BELMOPAN, Belize, Thursday, December 1, 2011 – The days of the Belize Central Bank trying to convince commercial banks to reduce their interest rates through moral suasion could be over with government considering forcing the banks to bring down their commercial lending rates.
This was the message sent by Prime Minister Dean Barrow as he addressed the “Turning the Corner” Business Forum held at Old Belize recently. One of the concerns raised by private sector representatives was commercial banks’ high interest rates as a major blockade to Belize’s economic progress.
In addressing this concern, the Prime Minister stated that: “the time may also have come to legislate a cap on interest rate spreads.”
The Central Bank had made several attempts to persuade the banks to temper their interest rates; however, Barrow suggested the lack of success in that regard was due to the Central Bank’s limited power in an “ultra-sensitive situation where none of our commercial banks is truly locally owned.”
Noting that more competition is most likely the optimal remedy, Barrow said the Government of Belize may very well “turn the DFC [Development Finance Corporation] into a full-scale national commercial bank,”
He also revealed that the Central Bank, with international assistance, also plans to further safeguard the private sector by establishing a credit bureau and a “national payments system to facilitate electronic single-card fund transfers and business transactions throughout the country.”
The latter would serve to reduce the need for cash and cheques.
The private sector also identified unscrupulous practices of GST and Customs duties evasion. Tax evaders gain an unfair competitive edge over those who follow the rules.
Barrow highlighted that customs reform in Belize would mean that “the business playing field will naturally be more level, as we succeed in eliminating the disadvantage to those that virtue now holds hostage.”
Comptroller of Customs, Gregory Gibson, told the business gathering that the system would reward compliant importers, while putting the others under increased scrutiny.

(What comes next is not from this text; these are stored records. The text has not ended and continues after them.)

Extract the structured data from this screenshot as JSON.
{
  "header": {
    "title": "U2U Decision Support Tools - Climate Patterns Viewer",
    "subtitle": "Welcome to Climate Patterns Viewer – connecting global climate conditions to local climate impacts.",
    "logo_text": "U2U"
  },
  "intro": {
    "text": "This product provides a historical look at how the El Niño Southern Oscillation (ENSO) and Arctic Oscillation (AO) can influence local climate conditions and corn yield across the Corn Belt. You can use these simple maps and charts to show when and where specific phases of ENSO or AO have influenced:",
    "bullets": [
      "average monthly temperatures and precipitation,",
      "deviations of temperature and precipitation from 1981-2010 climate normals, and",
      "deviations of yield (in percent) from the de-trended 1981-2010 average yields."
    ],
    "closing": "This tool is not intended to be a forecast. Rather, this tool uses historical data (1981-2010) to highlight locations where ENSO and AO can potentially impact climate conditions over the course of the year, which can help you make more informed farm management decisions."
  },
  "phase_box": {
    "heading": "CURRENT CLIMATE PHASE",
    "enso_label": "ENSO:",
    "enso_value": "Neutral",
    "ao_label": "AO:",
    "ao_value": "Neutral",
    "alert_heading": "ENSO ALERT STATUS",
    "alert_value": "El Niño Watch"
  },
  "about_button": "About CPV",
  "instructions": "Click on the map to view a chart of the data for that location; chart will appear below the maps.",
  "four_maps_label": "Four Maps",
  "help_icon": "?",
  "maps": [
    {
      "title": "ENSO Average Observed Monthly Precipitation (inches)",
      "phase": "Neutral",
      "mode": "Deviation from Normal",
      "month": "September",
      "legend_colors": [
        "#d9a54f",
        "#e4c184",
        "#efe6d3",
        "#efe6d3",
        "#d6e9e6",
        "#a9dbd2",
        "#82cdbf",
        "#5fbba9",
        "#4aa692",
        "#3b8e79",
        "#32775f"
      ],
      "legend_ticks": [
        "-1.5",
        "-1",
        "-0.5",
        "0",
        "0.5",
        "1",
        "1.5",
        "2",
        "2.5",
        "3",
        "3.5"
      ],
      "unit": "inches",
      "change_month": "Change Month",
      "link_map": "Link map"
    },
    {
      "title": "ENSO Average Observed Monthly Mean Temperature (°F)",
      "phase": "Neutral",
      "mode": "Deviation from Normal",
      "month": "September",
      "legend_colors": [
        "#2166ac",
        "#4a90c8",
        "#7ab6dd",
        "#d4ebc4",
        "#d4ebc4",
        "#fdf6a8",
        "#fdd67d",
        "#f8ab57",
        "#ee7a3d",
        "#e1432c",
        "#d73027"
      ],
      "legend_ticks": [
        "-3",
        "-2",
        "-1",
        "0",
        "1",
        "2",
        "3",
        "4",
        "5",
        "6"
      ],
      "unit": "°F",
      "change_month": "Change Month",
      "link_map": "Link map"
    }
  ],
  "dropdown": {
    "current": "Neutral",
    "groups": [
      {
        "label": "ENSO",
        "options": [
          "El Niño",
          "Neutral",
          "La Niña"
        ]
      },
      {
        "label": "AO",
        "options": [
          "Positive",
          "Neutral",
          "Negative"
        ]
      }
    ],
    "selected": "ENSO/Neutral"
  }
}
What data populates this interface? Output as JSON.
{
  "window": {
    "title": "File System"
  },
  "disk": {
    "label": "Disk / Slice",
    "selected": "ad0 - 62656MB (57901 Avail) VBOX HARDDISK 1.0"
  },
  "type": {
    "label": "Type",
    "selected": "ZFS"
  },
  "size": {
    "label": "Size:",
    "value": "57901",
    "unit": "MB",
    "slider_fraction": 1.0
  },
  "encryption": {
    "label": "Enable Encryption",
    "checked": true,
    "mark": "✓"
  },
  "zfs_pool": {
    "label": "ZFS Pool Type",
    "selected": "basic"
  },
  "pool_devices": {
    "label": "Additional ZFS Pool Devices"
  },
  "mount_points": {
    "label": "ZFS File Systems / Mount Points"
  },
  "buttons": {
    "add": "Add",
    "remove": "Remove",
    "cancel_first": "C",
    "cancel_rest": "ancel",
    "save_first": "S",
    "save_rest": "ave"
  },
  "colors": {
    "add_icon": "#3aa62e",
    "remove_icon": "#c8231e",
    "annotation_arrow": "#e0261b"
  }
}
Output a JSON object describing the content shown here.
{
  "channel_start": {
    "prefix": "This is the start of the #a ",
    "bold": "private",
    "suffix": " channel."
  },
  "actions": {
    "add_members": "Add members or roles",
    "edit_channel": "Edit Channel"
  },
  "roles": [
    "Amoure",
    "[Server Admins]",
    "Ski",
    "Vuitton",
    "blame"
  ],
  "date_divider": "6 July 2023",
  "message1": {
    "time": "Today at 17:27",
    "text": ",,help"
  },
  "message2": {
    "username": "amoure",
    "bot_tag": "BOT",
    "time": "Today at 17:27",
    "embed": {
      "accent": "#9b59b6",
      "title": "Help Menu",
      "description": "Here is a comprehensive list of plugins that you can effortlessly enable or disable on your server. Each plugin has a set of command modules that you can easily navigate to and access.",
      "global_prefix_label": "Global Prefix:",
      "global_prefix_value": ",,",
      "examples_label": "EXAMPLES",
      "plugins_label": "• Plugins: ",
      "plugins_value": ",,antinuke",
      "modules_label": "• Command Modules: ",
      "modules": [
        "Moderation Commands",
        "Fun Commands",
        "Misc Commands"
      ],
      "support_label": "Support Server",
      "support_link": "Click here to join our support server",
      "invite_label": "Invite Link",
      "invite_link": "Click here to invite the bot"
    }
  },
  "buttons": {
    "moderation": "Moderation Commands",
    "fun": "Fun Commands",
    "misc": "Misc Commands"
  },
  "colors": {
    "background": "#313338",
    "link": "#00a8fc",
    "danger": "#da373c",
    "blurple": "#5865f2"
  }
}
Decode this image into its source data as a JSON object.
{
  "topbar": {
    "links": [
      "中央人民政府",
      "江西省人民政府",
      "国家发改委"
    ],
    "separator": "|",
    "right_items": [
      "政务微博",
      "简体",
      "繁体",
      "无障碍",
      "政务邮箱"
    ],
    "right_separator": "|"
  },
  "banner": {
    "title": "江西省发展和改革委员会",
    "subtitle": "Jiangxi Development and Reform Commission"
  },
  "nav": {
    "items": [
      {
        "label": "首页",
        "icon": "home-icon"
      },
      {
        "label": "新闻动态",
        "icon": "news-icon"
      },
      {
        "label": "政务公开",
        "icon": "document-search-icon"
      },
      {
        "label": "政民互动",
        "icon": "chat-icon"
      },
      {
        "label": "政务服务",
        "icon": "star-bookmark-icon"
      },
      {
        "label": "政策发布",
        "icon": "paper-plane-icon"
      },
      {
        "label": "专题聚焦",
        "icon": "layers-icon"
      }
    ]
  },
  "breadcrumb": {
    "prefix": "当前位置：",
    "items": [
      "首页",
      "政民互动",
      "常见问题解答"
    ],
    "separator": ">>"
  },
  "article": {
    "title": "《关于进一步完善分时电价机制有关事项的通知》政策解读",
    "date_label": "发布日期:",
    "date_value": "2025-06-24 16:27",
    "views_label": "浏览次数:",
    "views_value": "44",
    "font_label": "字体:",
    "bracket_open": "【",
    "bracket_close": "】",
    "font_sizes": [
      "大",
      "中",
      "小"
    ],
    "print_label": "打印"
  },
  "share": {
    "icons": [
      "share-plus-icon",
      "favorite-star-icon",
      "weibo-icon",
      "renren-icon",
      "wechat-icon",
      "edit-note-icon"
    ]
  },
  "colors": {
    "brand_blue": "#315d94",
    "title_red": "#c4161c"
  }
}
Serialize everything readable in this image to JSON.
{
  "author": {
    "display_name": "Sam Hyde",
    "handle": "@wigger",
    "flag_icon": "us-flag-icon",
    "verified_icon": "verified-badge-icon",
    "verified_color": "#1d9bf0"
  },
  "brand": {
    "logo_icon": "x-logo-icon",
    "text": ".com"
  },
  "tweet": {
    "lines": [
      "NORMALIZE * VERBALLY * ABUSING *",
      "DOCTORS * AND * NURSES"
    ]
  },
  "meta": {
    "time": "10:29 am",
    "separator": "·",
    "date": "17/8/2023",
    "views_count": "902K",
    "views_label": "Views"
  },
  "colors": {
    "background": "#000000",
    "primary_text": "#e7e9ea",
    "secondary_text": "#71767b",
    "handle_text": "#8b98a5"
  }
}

Gibson said that those importers who refuse to be compliant in the payment of customs duties will have to face the full brunt of the Customs examination process.
PM Barrow said, in addition to key administrative changes at the GST Department, two proposals are currently being looked at as plausible solutions.
“One is intended to increase the flow of information from individual establishments to the GST office, while the other is intended to encourage the public to become more involved in oversight operations,” he said.